*** INPUT DATA ***

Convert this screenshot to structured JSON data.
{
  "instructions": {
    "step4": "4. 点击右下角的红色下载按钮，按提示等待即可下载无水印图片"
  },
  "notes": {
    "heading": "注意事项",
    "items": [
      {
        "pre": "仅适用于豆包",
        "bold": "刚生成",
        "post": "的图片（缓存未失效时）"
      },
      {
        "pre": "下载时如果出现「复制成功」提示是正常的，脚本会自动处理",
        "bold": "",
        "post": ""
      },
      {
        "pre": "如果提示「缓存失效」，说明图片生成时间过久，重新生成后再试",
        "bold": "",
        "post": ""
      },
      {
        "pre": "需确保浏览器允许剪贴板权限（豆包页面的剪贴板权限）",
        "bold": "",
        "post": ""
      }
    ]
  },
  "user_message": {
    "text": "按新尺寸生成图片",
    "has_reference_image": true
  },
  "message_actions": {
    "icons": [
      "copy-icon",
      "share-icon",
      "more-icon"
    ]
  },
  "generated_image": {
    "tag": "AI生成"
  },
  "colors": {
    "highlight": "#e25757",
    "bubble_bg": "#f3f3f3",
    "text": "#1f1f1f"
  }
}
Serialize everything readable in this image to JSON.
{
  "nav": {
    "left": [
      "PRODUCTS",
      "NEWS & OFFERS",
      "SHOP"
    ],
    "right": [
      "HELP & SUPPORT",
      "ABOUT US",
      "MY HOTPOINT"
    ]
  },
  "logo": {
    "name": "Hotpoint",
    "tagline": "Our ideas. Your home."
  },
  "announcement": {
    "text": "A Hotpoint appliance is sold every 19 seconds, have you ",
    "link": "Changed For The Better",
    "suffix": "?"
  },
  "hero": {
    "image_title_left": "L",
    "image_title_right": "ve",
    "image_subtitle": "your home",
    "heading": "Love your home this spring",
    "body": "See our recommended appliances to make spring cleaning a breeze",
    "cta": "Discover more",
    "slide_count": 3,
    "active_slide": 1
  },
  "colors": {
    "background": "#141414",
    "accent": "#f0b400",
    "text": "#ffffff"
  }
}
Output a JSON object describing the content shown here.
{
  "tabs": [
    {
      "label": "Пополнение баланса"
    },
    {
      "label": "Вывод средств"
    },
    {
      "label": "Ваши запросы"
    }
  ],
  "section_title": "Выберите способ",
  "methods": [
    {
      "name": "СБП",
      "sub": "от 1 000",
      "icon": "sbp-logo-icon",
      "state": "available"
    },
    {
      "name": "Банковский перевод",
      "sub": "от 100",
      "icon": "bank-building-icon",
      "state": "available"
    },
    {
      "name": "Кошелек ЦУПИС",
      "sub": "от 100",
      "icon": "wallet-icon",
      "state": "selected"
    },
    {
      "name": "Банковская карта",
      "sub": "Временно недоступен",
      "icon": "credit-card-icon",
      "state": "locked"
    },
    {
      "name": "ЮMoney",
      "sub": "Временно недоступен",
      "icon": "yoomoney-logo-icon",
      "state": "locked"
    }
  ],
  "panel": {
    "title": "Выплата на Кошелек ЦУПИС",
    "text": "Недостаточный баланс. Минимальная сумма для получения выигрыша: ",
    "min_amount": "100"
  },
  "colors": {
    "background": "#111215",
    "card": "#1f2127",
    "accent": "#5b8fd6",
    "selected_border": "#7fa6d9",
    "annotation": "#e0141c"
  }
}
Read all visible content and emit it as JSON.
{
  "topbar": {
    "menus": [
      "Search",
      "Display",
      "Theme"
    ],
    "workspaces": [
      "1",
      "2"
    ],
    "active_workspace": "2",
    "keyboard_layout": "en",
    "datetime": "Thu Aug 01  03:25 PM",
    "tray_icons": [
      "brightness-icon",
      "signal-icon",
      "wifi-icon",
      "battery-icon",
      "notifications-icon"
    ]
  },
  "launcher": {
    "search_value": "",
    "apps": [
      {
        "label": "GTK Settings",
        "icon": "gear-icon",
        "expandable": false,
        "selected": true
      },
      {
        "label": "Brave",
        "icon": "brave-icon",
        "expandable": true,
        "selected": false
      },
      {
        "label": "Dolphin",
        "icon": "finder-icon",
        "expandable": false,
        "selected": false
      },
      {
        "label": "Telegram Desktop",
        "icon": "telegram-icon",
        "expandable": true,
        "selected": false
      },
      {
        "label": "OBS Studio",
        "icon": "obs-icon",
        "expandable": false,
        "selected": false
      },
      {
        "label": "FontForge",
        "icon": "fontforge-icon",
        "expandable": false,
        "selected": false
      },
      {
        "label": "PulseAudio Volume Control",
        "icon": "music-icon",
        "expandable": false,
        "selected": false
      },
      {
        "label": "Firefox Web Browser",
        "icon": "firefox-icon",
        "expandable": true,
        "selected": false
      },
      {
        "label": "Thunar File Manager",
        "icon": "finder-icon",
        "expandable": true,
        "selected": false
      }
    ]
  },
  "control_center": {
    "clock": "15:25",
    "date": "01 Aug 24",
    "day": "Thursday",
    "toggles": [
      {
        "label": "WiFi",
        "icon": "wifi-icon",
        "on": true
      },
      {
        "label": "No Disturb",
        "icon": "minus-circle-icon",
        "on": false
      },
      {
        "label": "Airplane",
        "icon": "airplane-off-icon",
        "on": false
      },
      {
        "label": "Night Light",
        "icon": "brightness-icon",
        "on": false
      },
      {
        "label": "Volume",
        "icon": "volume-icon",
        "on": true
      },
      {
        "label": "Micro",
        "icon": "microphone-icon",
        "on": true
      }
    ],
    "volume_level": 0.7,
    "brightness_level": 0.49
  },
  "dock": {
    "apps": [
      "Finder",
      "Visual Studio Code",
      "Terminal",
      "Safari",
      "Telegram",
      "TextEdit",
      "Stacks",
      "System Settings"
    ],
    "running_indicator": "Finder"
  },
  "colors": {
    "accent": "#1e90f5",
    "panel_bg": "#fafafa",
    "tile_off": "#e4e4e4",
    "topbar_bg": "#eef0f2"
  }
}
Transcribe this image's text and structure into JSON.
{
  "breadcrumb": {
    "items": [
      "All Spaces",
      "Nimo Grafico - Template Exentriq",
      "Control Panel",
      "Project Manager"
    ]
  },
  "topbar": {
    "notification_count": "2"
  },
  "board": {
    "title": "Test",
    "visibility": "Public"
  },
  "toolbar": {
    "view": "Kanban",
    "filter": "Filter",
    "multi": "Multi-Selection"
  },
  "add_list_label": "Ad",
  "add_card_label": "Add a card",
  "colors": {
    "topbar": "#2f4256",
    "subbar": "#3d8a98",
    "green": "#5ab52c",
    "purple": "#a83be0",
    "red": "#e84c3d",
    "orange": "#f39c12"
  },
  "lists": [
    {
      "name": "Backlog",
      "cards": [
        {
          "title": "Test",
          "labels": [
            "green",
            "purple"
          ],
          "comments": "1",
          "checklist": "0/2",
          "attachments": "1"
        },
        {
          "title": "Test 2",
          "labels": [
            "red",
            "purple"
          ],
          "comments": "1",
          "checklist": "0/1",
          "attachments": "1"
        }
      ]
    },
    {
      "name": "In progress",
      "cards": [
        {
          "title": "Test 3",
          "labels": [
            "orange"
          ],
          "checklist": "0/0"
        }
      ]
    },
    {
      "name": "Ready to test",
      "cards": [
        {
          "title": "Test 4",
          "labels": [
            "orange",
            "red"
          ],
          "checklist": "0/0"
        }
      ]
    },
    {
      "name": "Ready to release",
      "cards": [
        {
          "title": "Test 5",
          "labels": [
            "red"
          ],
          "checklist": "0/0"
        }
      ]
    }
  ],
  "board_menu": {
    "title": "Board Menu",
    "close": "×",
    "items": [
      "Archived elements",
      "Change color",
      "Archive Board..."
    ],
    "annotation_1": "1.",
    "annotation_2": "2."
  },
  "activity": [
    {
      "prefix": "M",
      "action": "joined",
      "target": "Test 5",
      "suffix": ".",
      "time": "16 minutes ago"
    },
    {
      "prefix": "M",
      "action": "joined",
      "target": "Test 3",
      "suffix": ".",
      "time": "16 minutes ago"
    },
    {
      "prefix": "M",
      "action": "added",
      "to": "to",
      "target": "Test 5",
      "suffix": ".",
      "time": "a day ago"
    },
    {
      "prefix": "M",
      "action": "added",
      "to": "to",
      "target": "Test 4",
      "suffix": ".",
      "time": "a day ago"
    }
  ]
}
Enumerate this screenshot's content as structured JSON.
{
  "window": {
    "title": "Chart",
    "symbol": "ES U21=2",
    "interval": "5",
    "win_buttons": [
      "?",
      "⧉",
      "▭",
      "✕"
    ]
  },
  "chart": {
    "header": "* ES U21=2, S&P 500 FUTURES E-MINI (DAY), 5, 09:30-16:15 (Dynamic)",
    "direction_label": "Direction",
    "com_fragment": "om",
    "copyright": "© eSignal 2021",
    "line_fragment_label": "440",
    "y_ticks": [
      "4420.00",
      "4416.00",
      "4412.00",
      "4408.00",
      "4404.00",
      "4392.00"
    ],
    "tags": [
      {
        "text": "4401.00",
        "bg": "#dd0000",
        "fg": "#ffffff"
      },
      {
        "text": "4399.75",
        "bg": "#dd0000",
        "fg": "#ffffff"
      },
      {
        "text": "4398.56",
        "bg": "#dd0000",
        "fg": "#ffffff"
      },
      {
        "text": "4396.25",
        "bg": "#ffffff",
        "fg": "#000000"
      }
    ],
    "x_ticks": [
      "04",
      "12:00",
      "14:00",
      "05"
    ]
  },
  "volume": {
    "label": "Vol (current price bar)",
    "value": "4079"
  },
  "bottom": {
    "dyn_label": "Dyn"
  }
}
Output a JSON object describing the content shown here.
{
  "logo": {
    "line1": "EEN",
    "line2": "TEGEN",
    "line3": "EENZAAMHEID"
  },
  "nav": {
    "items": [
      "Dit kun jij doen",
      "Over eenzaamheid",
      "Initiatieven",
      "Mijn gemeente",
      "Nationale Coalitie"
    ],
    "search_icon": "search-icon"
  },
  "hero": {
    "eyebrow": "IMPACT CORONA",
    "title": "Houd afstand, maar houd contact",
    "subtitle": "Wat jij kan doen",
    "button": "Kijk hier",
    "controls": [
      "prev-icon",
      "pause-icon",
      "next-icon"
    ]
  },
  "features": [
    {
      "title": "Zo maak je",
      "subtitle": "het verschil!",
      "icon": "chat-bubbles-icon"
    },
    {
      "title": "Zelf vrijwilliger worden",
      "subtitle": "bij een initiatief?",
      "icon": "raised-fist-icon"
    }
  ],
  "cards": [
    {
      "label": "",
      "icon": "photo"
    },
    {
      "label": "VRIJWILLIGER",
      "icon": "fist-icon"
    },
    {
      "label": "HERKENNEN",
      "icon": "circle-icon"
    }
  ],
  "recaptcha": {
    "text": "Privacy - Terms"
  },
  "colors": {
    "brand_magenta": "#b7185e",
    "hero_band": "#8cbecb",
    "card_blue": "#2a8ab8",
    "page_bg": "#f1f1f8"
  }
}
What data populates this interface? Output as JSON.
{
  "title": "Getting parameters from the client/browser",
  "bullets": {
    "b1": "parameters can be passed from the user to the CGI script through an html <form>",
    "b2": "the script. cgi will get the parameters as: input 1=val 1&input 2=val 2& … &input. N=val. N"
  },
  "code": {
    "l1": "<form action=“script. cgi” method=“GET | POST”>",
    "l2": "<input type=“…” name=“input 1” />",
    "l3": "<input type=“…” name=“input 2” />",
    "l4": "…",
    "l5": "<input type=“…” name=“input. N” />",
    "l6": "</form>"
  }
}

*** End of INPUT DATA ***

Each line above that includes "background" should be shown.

SOLUTION -
    "background": "#141414",
    "background": "#111215",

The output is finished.